There's a Place Balard (one l) in southwest Paris, about 20 minutes from the Bastille, the one-time prison at the figurative center of the French Revolution. These days, the Place de la Bastille is a hub of music and nightlife, much like Seattle's Ballard Avenue on these warm July nights. At the brand new Bastille Café & Bar, a bustling crew of 60 tends to the needs of swarming drinkers and diners. Owners James Weimann (Peso's, Triangle) and Deming Maclise (Caffè Fiorè) recruited industry veterans Shannon Galusha (Veil) to run the kitchen, James Lechner (Café Campagne) to run the dining room and Armin Moloudzadeh (Black Bottle) to run the bar.
This isn't a review so much as a first look-around and a first drink (a frosty French 75). The space is vast and handsome, shiny white-tiled walls with dark wood accents in the front rooms, exposed brick and a grand chandelier in the back bar. There's also a large patio, where smokers were huddling furtively in the moonlight. As Obermaier Machine Works, the building spent half a century at the heart of Old Ballard's industrial district; it's been beautifully reworked as a grande brasserie. The long bar is molded zinc, just like in France; found objects from Parisian flea markets abound. The menu also takes its Frenchiness seriously, listing moules, frites, baguette sandwiches, soupe de poisson and salade niçoise.
There's also a wacky, self-congratulatory note of locavore political correctness at Bastille, with a rooftop garden (couldn't see it at midnight) growing herbs and salad greens for the $8 salade du toit. We'd guess, with the price of real estate and the cost of "urban farm" labor, that a more realistic price for that salad would be at least $2,500, but that's another story.Posted by Ronald Holden at July 4, 2009 10:30 AM | TrackBack
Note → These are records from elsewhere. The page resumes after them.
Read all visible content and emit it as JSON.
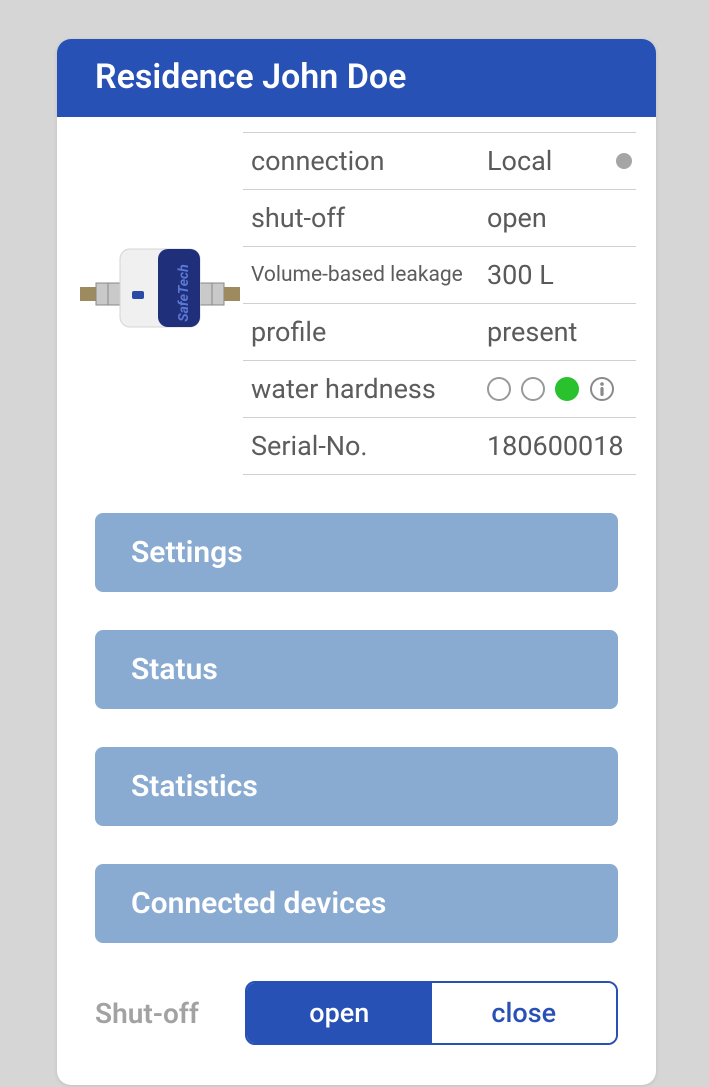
{
  "header": {
    "title": "Residence John Doe"
  },
  "props": {
    "connection": {
      "label": "connection",
      "value": "Local"
    },
    "shutoff": {
      "label": "shut-off",
      "value": "open"
    },
    "leakage": {
      "label": "Volume-based leakage",
      "value": "300 L"
    },
    "profile": {
      "label": "profile",
      "value": "present"
    },
    "hardness": {
      "label": "water hardness"
    },
    "serial": {
      "label": "Serial-No.",
      "value": "180600018"
    }
  },
  "menu": {
    "settings": "Settings",
    "status": "Status",
    "statistics": "Statistics",
    "devices": "Connected devices"
  },
  "shutoff_control": {
    "label": "Shut-off",
    "open": "open",
    "close": "close"
  }
}
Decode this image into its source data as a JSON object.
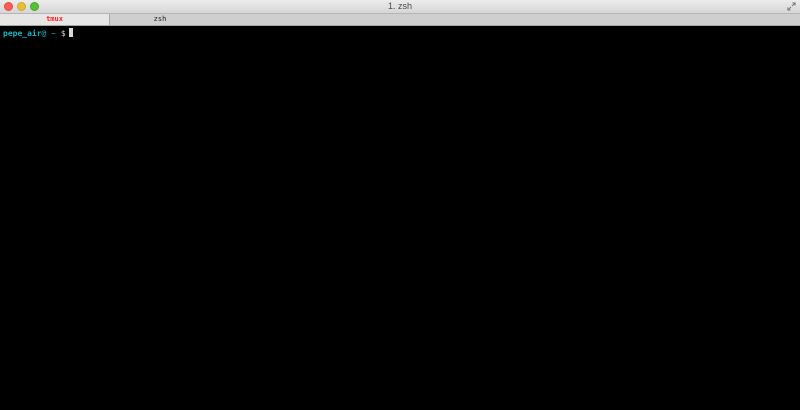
{
  "window": {
    "title": "1. zsh"
  },
  "tabs": [
    {
      "label": "tmux",
      "color": "#ff1d1d",
      "active": true
    },
    {
      "label": "zsh",
      "active": false
    }
  ],
  "terminal": {
    "prompt_user_host": "pepe_air",
    "prompt_path": "@ ~",
    "prompt_symbol": "$",
    "prompt_color": "#19b4c4",
    "input_text": ""
  },
  "icons": {
    "close": "close-icon",
    "minimize": "minimize-icon",
    "zoom": "zoom-icon",
    "fullscreen": "fullscreen-arrows-icon"
  }
}
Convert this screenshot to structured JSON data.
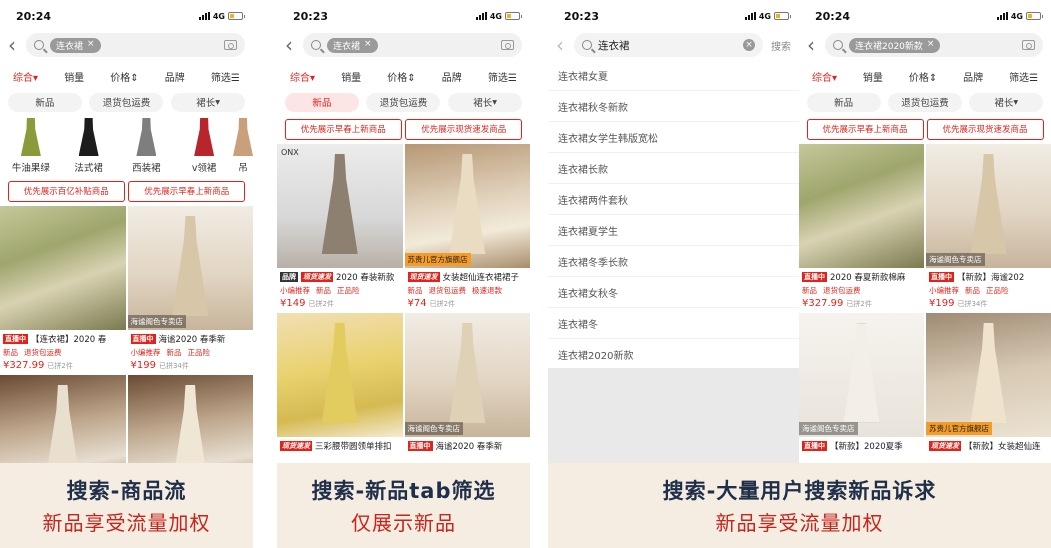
{
  "screens": [
    {
      "time": "20:24",
      "network": "4G",
      "chips": [
        "连衣裙"
      ],
      "sorts": [
        "综合",
        "销量",
        "价格",
        "品牌",
        "筛选"
      ],
      "filters": [
        "新品",
        "退货包运费",
        "裙长"
      ],
      "categories": [
        "牛油果绿",
        "法式裙",
        "西装裙",
        "v领裙",
        "吊"
      ],
      "tag_buttons": [
        "优先展示百亿补贴商品",
        "优先展示早春上新商品"
      ],
      "products": [
        {
          "badge": "直播中",
          "title": "【连衣裙】2020 春",
          "meta": [
            "新品",
            "退货包运费"
          ],
          "price": "¥327.99",
          "sold": "已拼2件",
          "shop": ""
        },
        {
          "badge": "直播中",
          "title": "海谧2020 春季新",
          "meta": [
            "小编推荐",
            "新品",
            "正品险"
          ],
          "price": "¥199",
          "sold": "已拼34件",
          "shop": "海谧阁色专卖店"
        }
      ]
    },
    {
      "time": "20:23",
      "network": "4G",
      "chips": [
        "连衣裙"
      ],
      "sorts": [
        "综合",
        "销量",
        "价格",
        "品牌",
        "筛选"
      ],
      "filters": [
        "新品",
        "退货包运费",
        "裙长"
      ],
      "tag_buttons": [
        "优先展示早春上新商品",
        "优先展示现货速发商品"
      ],
      "products": [
        {
          "badge": "品牌",
          "badge2": "现货速发",
          "title": "2020 春装新款",
          "meta": [
            "小编推荐",
            "新品",
            "正品险"
          ],
          "price": "¥149",
          "sold": "已拼2件",
          "shop": "",
          "logo": "ONX"
        },
        {
          "badge": "现货速发",
          "title": "女装超仙连衣裙裙子",
          "meta": [
            "新品",
            "退货包运费",
            "极速退款"
          ],
          "price": "¥74",
          "sold": "已拼2件",
          "shop": "苏贵儿官方旗舰店"
        },
        {
          "badge": "现货速发",
          "title": "三彩腰带圆领单排扣",
          "meta": [],
          "price": "",
          "sold": "",
          "shop": ""
        },
        {
          "badge": "直播中",
          "title": "海谧2020 春季新",
          "meta": [],
          "price": "",
          "sold": "",
          "shop": "海谧阁色专卖店"
        }
      ]
    },
    {
      "time": "20:23",
      "network": "4G",
      "query": "连衣裙",
      "cancel": "搜索",
      "suggestions": [
        "连衣裙女夏",
        "连衣裙秋冬新款",
        "连衣裙女学生韩版宽松",
        "连衣裙长款",
        "连衣裙两件套秋",
        "连衣裙夏学生",
        "连衣裙冬季长款",
        "连衣裙女秋冬",
        "连衣裙冬",
        "连衣裙2020新款"
      ]
    },
    {
      "time": "20:24",
      "network": "4G",
      "chips": [
        "连衣裙2020新款"
      ],
      "sorts": [
        "综合",
        "销量",
        "价格",
        "品牌",
        "筛选"
      ],
      "filters": [
        "新品",
        "退货包运费",
        "裙长"
      ],
      "tag_buttons": [
        "优先展示早春上新商品",
        "优先展示现货速发商品"
      ],
      "products": [
        {
          "badge": "直播中",
          "title": "2020 春夏新款棉麻",
          "meta": [
            "新品",
            "退货包运费"
          ],
          "price": "¥327.99",
          "sold": "已拼2件",
          "shop": ""
        },
        {
          "badge": "直播中",
          "title": "【新款】海谧202",
          "meta": [
            "小编推荐",
            "新品",
            "正品险"
          ],
          "price": "¥199",
          "sold": "已拼34件",
          "shop": "海谧阁色专卖店"
        },
        {
          "badge": "直播中",
          "title": "【新款】2020夏季",
          "meta": [],
          "price": "",
          "sold": "",
          "shop": "海谧阁色专卖店"
        },
        {
          "badge": "现货速发",
          "title": "【新款】女装超仙连",
          "meta": [],
          "price": "",
          "sold": "",
          "shop": "苏贵儿官方旗舰店"
        }
      ]
    }
  ],
  "captions": [
    {
      "line1": "搜索-商品流",
      "line2": "新品享受流量加权"
    },
    {
      "line1": "搜索-新品tab筛选",
      "line2": "仅展示新品"
    },
    {
      "line1": "搜索-大量用户搜索新品诉求",
      "line2": "新品享受流量加权"
    }
  ],
  "colors": {
    "accent": "#e2231a",
    "caption_bg": "#f5ede2",
    "caption_title": "#1f2f4a",
    "caption_sub": "#c8241c"
  }
}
The International Kitchen
Cooking school vacations in Italy, France & Spain.